● WHAT THIS TASK INVOLVES
Return all of the material that follows, keeping each line exactly as it is.

● TASK INPUT
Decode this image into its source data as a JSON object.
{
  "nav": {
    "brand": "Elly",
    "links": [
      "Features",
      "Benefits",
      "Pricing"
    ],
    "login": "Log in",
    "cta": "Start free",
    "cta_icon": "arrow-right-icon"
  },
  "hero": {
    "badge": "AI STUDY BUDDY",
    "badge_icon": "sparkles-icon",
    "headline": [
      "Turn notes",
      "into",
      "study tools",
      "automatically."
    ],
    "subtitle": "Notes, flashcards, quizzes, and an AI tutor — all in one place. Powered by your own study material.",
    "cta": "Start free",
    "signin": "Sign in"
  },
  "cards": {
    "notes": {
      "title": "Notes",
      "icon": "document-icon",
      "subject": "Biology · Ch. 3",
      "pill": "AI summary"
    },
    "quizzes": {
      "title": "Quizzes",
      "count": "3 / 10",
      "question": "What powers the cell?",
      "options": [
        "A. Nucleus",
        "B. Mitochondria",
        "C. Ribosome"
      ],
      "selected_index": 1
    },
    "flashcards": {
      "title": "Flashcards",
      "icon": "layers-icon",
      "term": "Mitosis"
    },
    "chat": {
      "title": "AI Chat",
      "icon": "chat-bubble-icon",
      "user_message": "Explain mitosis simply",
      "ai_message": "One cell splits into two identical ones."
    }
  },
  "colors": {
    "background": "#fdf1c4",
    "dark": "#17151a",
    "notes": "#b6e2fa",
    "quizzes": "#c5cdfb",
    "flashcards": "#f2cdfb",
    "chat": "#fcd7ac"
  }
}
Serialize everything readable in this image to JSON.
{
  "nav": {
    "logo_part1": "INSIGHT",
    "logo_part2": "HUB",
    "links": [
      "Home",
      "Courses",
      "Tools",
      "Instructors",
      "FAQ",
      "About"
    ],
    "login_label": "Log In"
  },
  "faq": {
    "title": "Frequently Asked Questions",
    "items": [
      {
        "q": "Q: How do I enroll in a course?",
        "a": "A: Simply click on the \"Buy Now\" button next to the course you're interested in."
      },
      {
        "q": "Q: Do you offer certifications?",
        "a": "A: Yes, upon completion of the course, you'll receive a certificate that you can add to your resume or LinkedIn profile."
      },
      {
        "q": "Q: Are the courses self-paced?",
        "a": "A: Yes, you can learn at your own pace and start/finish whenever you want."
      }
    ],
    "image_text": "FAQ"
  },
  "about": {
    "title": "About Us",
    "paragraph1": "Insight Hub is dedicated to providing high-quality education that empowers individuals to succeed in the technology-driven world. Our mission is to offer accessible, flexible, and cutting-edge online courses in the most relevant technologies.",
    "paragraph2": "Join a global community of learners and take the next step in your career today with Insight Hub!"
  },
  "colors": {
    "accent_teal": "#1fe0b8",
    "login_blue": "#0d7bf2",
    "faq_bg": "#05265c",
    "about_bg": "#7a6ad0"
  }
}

● ANSWER AREA
Decode this image into its source data as a JSON object.
{
  "nav": {
    "brand": "Elly",
    "links": [
      "Features",
      "Benefits",
      "Pricing"
    ],
    "login": "Log in",
    "cta": "Start free",
    "cta_icon": "arrow-right-icon"
  },
  "hero": {
    "badge": "AI STUDY BUDDY",
    "badge_icon": "sparkles-icon",
    "headline": [
      "Turn notes",
      "into",
      "study tools",
      "automatically."
    ],
    "subtitle": "Notes, flashcards, quizzes, and an AI tutor — all in one place. Powered by your own study material.",
    "cta": "Start free",
    "signin": "Sign in"
  },
  "cards": {
    "notes": {
      "title": "Notes",
      "icon": "document-icon",
      "subject": "Biology · Ch. 3",
      "pill": "AI summary"
    },
    "quizzes": {
      "title": "Quizzes",
      "count": "3 / 10",
      "question": "What powers the cell?",
      "options": [
        "A. Nucleus",
        "B. Mitochondria",
        "C. Ribosome"
      ],
      "selected_index": 1
    },
    "flashcards": {
      "title": "Flashcards",
      "icon": "layers-icon",
      "term": "Mitosis"
    },
    "chat": {
      "title": "AI Chat",
      "icon": "chat-bubble-icon",
      "user_message": "Explain mitosis simply",
      "ai_message": "One cell splits into two identical ones."
    }
  },
  "colors": {
    "background": "#fdf1c4",
    "dark": "#17151a",
    "notes": "#b6e2fa",
    "quizzes": "#c5cdfb",
    "flashcards": "#f2cdfb",
    "chat": "#fcd7ac"
  }
}
Serialize everything readable in this image to JSON.
{
  "nav": {
    "logo_part1": "INSIGHT",
    "logo_part2": "HUB",
    "links": [
      "Home",
      "Courses",
      "Tools",
      "Instructors",
      "FAQ",
      "About"
    ],
    "login_label": "Log In"
  },
  "faq": {
    "title": "Frequently Asked Questions",
    "items": [
      {
        "q": "Q: How do I enroll in a course?",
        "a": "A: Simply click on the \"Buy Now\" button next to the course you're interested in."
      },
      {
        "q": "Q: Do you offer certifications?",
        "a": "A: Yes, upon completion of the course, you'll receive a certificate that you can add to your resume or LinkedIn profile."
      },
      {
        "q": "Q: Are the courses self-paced?",
        "a": "A: Yes, you can learn at your own pace and start/finish whenever you want."
      }
    ],
    "image_text": "FAQ"
  },
  "about": {
    "title": "About Us",
    "paragraph1": "Insight Hub is dedicated to providing high-quality education that empowers individuals to succeed in the technology-driven world. Our mission is to offer accessible, flexible, and cutting-edge online courses in the most relevant technologies.",
    "paragraph2": "Join a global community of learners and take the next step in your career today with Insight Hub!"
  },
  "colors": {
    "accent_teal": "#1fe0b8",
    "login_blue": "#0d7bf2",
    "faq_bg": "#05265c",
    "about_bg": "#7a6ad0"
  }
}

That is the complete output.